Exercise: Pick out all lines with the word "true" from the records that follow.

▬▬▬▬▬▬▬▬▬▬

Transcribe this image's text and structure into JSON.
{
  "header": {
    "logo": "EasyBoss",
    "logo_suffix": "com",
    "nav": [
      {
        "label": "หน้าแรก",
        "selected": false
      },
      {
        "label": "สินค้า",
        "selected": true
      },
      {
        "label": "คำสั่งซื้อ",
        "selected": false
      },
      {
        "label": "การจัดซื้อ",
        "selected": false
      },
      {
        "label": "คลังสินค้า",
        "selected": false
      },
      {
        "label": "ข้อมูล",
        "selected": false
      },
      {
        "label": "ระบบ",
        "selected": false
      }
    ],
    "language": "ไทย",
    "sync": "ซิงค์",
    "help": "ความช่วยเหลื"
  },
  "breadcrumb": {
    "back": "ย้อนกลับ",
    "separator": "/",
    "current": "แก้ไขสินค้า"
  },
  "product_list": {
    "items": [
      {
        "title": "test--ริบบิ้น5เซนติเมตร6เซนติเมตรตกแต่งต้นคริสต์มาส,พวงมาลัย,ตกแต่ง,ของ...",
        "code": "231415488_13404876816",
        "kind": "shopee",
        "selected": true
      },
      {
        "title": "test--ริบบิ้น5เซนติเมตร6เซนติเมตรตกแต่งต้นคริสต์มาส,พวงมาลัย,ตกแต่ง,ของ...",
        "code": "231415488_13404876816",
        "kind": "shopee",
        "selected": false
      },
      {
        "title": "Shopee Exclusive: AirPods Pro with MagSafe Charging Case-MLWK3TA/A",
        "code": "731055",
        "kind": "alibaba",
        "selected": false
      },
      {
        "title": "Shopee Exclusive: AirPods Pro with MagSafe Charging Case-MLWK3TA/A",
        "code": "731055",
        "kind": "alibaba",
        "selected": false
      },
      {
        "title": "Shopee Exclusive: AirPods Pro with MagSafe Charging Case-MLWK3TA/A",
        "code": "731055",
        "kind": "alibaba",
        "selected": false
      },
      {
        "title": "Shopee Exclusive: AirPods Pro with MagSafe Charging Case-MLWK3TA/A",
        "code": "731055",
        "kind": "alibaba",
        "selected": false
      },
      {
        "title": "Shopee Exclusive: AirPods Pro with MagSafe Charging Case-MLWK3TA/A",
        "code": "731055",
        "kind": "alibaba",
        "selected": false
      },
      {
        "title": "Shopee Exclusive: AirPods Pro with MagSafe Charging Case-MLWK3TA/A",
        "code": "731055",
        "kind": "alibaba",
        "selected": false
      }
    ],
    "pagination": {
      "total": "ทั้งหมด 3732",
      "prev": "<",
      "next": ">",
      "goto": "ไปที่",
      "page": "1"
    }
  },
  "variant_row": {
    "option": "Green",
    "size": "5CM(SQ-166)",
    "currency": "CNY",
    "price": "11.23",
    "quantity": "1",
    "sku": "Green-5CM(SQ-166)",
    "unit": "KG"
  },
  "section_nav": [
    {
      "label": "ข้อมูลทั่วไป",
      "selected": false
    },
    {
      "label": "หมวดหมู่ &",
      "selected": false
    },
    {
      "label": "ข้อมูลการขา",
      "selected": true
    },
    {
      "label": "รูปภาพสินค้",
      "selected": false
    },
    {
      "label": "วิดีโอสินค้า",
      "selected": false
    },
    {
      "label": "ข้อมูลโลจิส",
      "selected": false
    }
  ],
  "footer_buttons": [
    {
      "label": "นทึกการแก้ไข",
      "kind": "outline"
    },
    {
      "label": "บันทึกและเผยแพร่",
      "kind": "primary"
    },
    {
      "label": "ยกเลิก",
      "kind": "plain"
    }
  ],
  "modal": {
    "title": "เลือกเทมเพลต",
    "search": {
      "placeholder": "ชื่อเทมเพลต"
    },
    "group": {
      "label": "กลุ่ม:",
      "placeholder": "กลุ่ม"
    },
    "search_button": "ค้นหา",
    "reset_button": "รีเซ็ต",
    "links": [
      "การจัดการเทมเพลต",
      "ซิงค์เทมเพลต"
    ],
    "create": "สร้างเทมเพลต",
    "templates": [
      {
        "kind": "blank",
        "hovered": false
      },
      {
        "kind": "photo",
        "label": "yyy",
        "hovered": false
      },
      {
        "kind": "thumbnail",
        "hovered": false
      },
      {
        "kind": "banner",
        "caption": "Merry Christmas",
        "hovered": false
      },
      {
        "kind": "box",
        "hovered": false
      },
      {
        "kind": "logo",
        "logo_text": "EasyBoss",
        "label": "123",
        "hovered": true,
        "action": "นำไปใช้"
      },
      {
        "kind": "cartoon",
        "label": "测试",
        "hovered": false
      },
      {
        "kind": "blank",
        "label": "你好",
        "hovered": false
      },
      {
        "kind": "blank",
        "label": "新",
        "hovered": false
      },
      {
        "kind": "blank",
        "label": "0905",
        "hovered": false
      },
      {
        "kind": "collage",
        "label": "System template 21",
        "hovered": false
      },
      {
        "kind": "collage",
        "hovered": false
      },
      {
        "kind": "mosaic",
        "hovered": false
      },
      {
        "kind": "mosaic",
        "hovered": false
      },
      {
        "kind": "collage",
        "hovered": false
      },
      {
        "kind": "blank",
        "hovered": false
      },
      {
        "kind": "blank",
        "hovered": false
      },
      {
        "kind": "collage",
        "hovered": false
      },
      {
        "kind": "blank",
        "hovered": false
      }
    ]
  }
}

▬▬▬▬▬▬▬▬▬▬

Result:
        "selected": true
        "selected": true
      "selected": true
        "hovered": true,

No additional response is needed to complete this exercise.